I simply do not have the patience for making Airfix models, let alone piecing together an army; however, it was well worth it to spend time with my elder son doing something together, rather than paying someone else to entertain him – which is what the vast majority of the middle classes do with their interminable rounds of extra-curricular activities that they spend the majority of their time driving their kids between in their 4x4s or MPVs in the mistaken belief their kids actually enjoy them. Despite me only seeing my son for 5 weeks of the year and one weekend per month, I’m certain I spend more time actually doing things together with him than anyone else in his life.

There’s a lot in the news about these Tamil tigers – are they an endangered species? I wonder if they breed in captivity.


  1. Well slap my wrists and call me lazy, which is exactly what you did with your snide little remarks about highlighting and right clicking. I’ve a good mind (yes I have) to stop coming here if I’m going to be picked on – there are plenty of other places I can go to be picked on.

    Anyway, you managed to make blog fodder out of it, so it’s a win/win situation (I loathe all corporate speak expressions but I think that one takes the biscuit – mine’s a plain chocolate digestive, please). I am intrigued by the Mike Aston jumper – there’s no way that a jumper would last for 15 years even if only worn for three days at a time. So you know what that means, don’t you? There must be more than one! Aaaaargh.

    Those Games Workshop figurines are weird but I’d quite like to buy me an army of dwarves with bright red hair but I’d first need to know exactly what that extraneous piece of flesh is. I think they’d go very well with my army of miniature Russian dancing soldiers (http://www.youtube.com/watch?v=KoQb8vb4blA).

    When you had your toy soldiers, did you also have cannons that had bits of metal that you could fire? My brother and I spent hours arranging battles, knocking down soldiers, pinching our fingers in the firing mechanism. It was much more fun than dolls. And I loved Airfix models; to this day, the names Spitfire, Kittyhawk, Messerschmidt, Stuka conjure up the smell of Airfix glue and the frustration of never getting the transfers in exactly the right place because they kept slipping.

    Glad you got to spend some good times with the boys (or was it just the one?).

    P.S. Frank Zappa ? Not sure. Could be Gandalf.

  2. We 'did' Warhammer a few years ago - this is probably why I am now broke! Fortunately the craze didn't last too long and my startlingly unambitious son has no desire to become a Games Workshop nerd - but the shop in Brussels has closed anyway!

  3. How charming the post and the comments! I get a kick everytime I come here.

  4. Kapgaf: Glad to see you're thinking outside the envelope. Just had the one boy staying with me. T'other one is being encouraged to refuse contact.

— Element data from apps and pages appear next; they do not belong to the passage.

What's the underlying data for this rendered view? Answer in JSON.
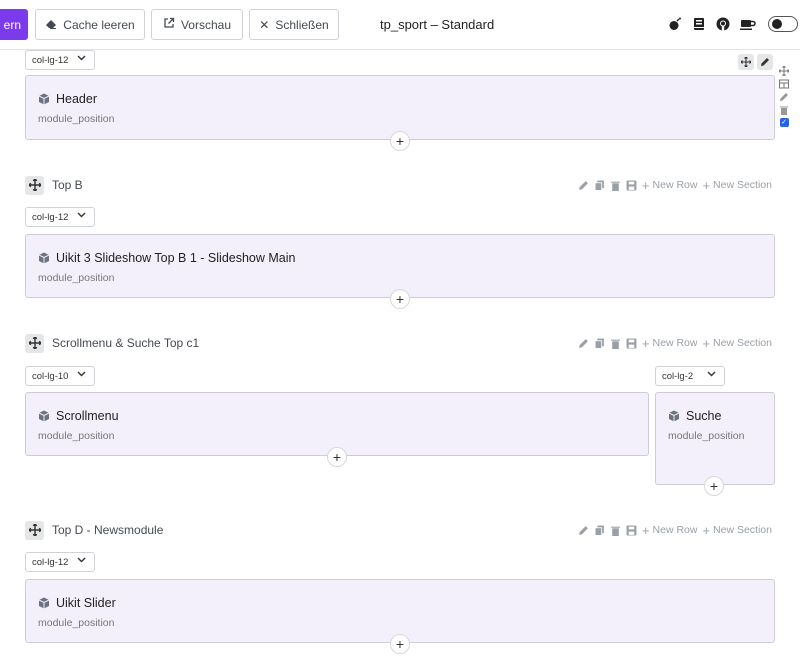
{
  "toolbar": {
    "save_label": "ern",
    "cache_label": "Cache leeren",
    "preview_label": "Vorschau",
    "close_label": "Schließen",
    "title": "tp_sport – Standard",
    "accent": "#7c3aed"
  },
  "rows": [
    {
      "columns": [
        {
          "col_class": "col-lg-12",
          "module_name": "Header",
          "position": "module_position"
        }
      ]
    },
    {
      "title": "Top B",
      "columns": [
        {
          "col_class": "col-lg-12",
          "module_name": "Uikit 3 Slideshow Top B 1 - Slideshow Main",
          "position": "module_position"
        }
      ]
    },
    {
      "title": "Scrollmenu & Suche Top c1",
      "columns": [
        {
          "col_class": "col-lg-10",
          "module_name": "Scrollmenu",
          "position": "module_position"
        },
        {
          "col_class": "col-lg-2",
          "module_name": "Suche",
          "position": "module_position"
        }
      ]
    },
    {
      "title": "Top D - Newsmodule",
      "columns": [
        {
          "col_class": "col-lg-12",
          "module_name": "Uikit Slider",
          "position": "module_position"
        }
      ]
    }
  ],
  "row_actions": {
    "new_row": "New Row",
    "new_section": "New Section"
  },
  "plus_symbol": "+"
}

    Dragon: I somehow think my eldest's fascination will last no longer than a few months - thank God.

    Lake: Where do you get that kick?

  5. Only you could get from Time Team to Tamil Tigers via a Kit-Kat!lol !

  6. That Time team lot get on my nerves, they came round here last year working on a Roman Villa they recently found near to the Chedworth Villa. Took over the local pub with Lemmy and Baldrick proping up the bar all night long, nearly drank the place dry. Sadly no Mick with his lovely sweater(shame! Are all archaeologists scruffy or am being archaeolomic?